Just when you thought things could only get worse, the S&P 500 rallied 9% in July as the bears went on vacation.
The index made a June 17th low of 3,636.87 and closed July at 4,130.29. That rally totaled 13.5% off the June bottom, giving the bulls hope. The S&P 500 begins August -13.3% YTD, as some call the June low the market bottom, while other pundits council caution.
This "bear market" rally took place as the Fed continues to battle inflation by raising rates. PMIs (Purchasing Managers Indices) around the globe went below 50, indicating a global recession may be upon us. Another sign of a possible recession is the yield curve which is inverted at its highest level this cycle.
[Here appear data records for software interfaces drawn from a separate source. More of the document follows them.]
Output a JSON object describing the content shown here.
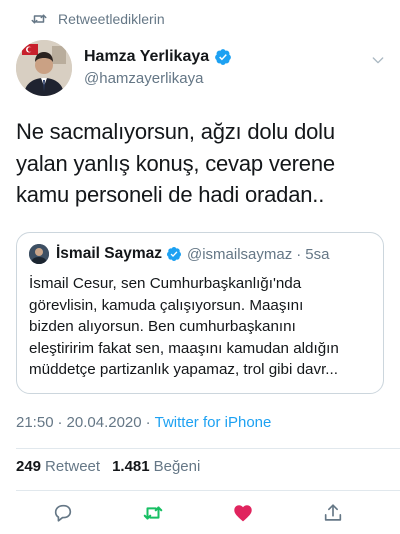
{
  "retweet_banner": {
    "label": "Retweetlediklerin",
    "icon": "retweet-icon"
  },
  "author": {
    "name": "Hamza Yerlikaya",
    "handle": "@hamzayerlikaya",
    "verified": true
  },
  "tweet": {
    "lines": [
      "Ne sacmalıyorsun, ağzı dolu dolu",
      "yalan yanlış konuş, cevap verene",
      "kamu personeli de hadi oradan.."
    ]
  },
  "quoted": {
    "name": "İsmail Saymaz",
    "handle": "@ismailsaymaz",
    "separator": "·",
    "time": "5sa",
    "lines": [
      "İsmail Cesur, sen Cumhurbaşkanlığı'nda",
      "görevlisin, kamuda çalışıyorsun. Maaşını",
      "bizden alıyorsun. Ben cumhurbaşkanını",
      "eleştiririm fakat sen, maaşını kamudan aldığın",
      "müddetçe partizanlık yapamaz, trol gibi davr..."
    ]
  },
  "meta": {
    "time": "21:50",
    "separator": "·",
    "date": "20.04.2020",
    "client": "Twitter for iPhone"
  },
  "stats": {
    "retweets": "249",
    "retweets_label": "Retweet",
    "likes": "1.481",
    "likes_label": "Beğeni"
  },
  "colors": {
    "accent": "#1da1f2",
    "retweet_active": "#17bf63",
    "like_active": "#e0245e",
    "secondary_text": "#657786"
  }
}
There continues to be a very large gap between the Fed inflation target of 2% and last quarter's 9% inflation as measured in CPI. Rates on the short end appear to be headed higher while the long end has stabilized.
Bulls are betting on a soft landing for the US economy as the Fed eases off their tightening tools of higher rates and ending quantitative easing. Bears believe tightening will continue; rates will rise into 2023 and inflation will come down grudgingly. This implies a slowdown in the economy as measured by GDP along with high inflation resulting in a stagflation period.
Earnings have beaten expectations according to FactSet. 73% of companies have reported earnings above expectations. Blended earnings grew 6% for Q2. Blended revenue growth is 12.3%. Calendar year 2022 earnings are expected to grow 8.9%. This implies all this year's selloff has been the result of price earnings multiple contraction. Profits will begin to erode moving into 2023 in the face of a strong US dollar and a weakening consumer.
War in Ukraine continues to threaten world food supplies. Oil prices remain elevated while other commodity prices remain high, but well off their 2022 peaks.
China continues to be belligerent regarding the Island Republic of Taiwan, which manufactures 92% of the advanced semiconductors necessary for smart phones, laptops, and ballistic missiles.
China's economy is weakening due to its housing crisis, draconian Covid policies, and too much central planning. Chairman XI is soon to be appointed ruler of the CCP for life and he may need a distraction from his domestic woes to secure his power.
“Beware of the bear market surge,” according to John Authers of Bloomberg. The key force behind July's rally was the investor pessimism that preceded it. The key to near future price movements is likely to be investor psychology, earnings trajectory, and political forces shaping our future and affecting the US economy.
We remain cautious but optimistic that the nation will navigate its many pressing issues and America's leading companies will continue to deliver positive results. We believe a recession will likely be mild, unlike the 2008-09 experience.
The bulls caught their breadth in July, but the balance of the year will likely see more volatile markets.
We wish you a wonderful balance of your summer!
Doug Coppola - Executive Director & Investment Committee Chairman
Steve Lindgren - Chief Investment Officer & Partner